Almond oil, the daily food for your skin & hair



Almonds are the seeds of the Almond tree, obviously edible. But almonds are not only a fantastic food but it is also a magical ingredient for your skin and hair. Very rich in fat, almonds are a perfect raw ingredient for vegetable oil!  

Almond trees are native from Mediterranean climate regions (such as middle east, Syria…) but this tree has been introduced elsewhere. United-states, Spain and Iran are today the biggest Almond tree growers.

The almond oil is perfectly adapted to sensitive skins thanks to hypoallergenic properties and strong antioxidants.

Almond tree

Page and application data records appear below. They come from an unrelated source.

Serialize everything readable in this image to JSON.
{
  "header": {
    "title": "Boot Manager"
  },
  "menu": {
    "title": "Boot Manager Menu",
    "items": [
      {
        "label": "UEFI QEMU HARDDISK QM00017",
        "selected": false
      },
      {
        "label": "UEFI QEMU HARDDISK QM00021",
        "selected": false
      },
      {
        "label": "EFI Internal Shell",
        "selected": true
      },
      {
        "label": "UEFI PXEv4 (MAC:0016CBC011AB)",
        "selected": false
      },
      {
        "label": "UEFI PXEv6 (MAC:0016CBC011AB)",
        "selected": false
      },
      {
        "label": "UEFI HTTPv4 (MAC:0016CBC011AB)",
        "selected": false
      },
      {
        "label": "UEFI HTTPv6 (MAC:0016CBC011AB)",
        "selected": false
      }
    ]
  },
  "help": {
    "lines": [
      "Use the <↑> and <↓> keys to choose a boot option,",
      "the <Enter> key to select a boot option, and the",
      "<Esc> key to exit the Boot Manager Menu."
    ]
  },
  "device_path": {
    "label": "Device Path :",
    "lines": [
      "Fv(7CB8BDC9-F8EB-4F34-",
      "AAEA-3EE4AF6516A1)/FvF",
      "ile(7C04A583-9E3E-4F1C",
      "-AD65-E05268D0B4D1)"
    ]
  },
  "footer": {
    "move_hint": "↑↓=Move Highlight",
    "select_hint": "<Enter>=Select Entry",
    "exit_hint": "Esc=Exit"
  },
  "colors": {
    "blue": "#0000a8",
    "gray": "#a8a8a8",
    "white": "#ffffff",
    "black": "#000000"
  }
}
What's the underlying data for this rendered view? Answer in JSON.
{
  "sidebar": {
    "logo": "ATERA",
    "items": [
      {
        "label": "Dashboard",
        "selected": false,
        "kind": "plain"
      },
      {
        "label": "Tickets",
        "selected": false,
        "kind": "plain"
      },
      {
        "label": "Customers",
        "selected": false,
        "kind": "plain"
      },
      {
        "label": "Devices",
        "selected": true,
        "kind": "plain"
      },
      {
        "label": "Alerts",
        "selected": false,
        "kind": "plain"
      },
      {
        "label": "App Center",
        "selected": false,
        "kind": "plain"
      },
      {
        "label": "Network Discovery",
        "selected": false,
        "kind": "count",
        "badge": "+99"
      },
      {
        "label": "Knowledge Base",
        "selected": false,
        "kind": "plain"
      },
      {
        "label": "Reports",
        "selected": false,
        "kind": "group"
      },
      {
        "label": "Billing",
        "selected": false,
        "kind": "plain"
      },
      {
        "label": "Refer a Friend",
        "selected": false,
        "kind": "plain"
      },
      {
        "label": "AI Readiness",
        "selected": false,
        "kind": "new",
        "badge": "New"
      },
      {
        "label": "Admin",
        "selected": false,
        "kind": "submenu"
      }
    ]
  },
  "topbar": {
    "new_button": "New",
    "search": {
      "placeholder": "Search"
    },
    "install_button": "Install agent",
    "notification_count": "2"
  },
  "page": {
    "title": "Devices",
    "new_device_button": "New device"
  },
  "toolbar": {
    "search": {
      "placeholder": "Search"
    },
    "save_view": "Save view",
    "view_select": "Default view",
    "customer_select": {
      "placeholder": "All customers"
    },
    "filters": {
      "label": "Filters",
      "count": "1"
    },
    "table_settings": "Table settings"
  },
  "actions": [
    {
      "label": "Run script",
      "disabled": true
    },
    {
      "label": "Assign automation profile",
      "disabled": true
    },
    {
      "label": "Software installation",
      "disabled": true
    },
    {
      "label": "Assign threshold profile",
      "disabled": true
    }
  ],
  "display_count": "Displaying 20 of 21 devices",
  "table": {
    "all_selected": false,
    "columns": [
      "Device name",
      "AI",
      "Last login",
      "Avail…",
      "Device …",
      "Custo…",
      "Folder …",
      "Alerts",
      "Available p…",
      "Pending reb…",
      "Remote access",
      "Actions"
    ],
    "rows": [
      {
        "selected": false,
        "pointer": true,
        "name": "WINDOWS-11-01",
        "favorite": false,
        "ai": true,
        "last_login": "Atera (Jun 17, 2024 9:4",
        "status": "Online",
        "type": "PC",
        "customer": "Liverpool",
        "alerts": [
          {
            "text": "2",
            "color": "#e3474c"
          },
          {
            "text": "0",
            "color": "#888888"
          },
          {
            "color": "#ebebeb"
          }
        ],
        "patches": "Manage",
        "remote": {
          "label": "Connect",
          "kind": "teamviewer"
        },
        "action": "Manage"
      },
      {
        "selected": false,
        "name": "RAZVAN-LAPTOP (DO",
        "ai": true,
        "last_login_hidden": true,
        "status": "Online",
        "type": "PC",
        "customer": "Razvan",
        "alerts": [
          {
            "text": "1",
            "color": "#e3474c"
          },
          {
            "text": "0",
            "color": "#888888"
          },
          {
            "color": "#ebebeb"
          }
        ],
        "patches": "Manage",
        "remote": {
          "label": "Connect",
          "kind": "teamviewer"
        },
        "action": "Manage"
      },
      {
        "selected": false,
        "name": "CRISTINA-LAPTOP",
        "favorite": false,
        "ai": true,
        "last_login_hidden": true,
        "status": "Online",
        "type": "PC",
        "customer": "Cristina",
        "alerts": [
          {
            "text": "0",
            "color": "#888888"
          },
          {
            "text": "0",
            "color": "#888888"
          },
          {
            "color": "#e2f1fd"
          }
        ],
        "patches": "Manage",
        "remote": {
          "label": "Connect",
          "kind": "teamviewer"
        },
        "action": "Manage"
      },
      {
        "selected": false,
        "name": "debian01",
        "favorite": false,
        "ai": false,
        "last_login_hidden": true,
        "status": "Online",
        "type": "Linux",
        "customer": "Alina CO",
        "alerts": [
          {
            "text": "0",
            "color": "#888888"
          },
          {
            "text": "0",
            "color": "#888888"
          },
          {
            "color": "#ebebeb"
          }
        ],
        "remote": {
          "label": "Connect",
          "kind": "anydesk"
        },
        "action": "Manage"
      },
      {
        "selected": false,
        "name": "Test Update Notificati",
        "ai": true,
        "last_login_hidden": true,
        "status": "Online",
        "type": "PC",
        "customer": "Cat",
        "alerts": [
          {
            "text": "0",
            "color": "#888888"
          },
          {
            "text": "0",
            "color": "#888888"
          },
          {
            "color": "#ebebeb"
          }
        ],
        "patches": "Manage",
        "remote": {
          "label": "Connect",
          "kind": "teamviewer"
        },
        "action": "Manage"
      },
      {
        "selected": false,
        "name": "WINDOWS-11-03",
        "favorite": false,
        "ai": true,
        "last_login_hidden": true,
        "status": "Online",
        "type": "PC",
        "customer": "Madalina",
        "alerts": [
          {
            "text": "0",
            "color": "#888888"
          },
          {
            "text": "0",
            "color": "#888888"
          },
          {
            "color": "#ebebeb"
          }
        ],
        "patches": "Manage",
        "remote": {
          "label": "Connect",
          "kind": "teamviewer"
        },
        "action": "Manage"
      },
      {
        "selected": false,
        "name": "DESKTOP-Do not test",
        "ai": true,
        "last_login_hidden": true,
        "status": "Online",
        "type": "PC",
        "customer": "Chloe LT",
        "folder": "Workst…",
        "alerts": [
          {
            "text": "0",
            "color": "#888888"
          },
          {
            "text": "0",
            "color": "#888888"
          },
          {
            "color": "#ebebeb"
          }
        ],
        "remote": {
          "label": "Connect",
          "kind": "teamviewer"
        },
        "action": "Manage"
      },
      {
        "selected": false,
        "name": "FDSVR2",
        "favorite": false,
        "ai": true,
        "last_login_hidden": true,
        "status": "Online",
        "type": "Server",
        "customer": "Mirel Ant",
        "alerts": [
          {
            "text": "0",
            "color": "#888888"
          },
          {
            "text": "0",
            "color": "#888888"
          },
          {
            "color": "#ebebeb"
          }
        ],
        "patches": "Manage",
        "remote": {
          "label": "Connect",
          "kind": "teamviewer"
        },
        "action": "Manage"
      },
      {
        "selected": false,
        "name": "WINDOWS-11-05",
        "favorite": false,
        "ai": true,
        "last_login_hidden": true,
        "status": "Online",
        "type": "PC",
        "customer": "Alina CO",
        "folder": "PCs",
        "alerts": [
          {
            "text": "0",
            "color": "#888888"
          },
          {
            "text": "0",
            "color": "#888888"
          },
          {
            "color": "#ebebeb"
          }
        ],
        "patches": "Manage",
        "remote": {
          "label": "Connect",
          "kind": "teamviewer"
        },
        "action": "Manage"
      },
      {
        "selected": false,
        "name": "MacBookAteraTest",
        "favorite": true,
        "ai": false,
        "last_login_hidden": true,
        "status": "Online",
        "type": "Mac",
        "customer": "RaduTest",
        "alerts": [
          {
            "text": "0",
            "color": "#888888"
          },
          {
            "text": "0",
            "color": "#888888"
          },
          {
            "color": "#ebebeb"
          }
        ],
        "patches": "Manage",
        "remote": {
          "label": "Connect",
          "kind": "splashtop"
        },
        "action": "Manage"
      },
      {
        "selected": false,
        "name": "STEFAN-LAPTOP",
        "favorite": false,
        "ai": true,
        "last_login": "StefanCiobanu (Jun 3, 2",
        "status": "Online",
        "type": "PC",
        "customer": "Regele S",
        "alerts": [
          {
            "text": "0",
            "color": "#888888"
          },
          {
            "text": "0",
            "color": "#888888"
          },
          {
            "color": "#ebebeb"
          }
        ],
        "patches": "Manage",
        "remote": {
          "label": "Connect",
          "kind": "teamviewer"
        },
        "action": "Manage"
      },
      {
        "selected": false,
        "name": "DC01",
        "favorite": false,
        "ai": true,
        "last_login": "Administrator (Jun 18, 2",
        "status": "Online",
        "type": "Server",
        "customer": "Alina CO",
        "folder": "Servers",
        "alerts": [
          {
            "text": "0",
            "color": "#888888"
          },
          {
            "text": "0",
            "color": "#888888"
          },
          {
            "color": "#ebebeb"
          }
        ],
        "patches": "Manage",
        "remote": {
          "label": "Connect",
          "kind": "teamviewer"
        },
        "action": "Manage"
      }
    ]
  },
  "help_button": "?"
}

Almond tree


Almond oil is rich in Vitamin E and A and is very easy for the skin and hair to absorb. It is a great base for skin and hair recipes thanks to its light texturally. Indeed, Almond oil penetrates deeply into the skin and nourishes deeply skin cells. It also contains a small amount of vitamin K.


  • For the skin: Almond oil is a strong ally for the following common skin problems: prevents acne, dark circle and eye bags, treats skin rashes, reduces signs of aging. You can use it on a daily basis.

  • For the hair: Rich in protein, omega-9 and fatty acids - Almond oil has strong benefits for the hair. Almond oil has emollient and sclerosant properties that makes hair smoother and more shiny. Nutriments help to reduce breakage and improve hair resilience. Rich in vitamin E - a natural antioxidant, almond oil helps fight against pollution and UV.


Almond oil is a very easy ingredients to use for your skin and hair. You can apply raw almond oil directly to your skin or hair, rubbing a small amount in your palms. It is also a fantastic base for many recipes and can be mixed with other vegetable oil (such as coconut oil), essential oils or water flowers. We use this ingredient in many of our recipes.

To increase the actions of the almond oil, you can also take food complement - it does give you a strong dose of protein, vitamin E, and omega-9 fatty acids.

The views expressed in this article intend to highlight alternative studies and induce conversation. They are the views of the author and do not necessarily represent the views of ROWSE, and are for informational purposes only, even if and to the extent that this article features the advice of physicians and medical practitioners. This article is not, nor is it intended to be, a substitute for professional medical advice, diagnosis or treatment, and should never be relied upon for specific medical advice.

PlantsGabriela SalordComment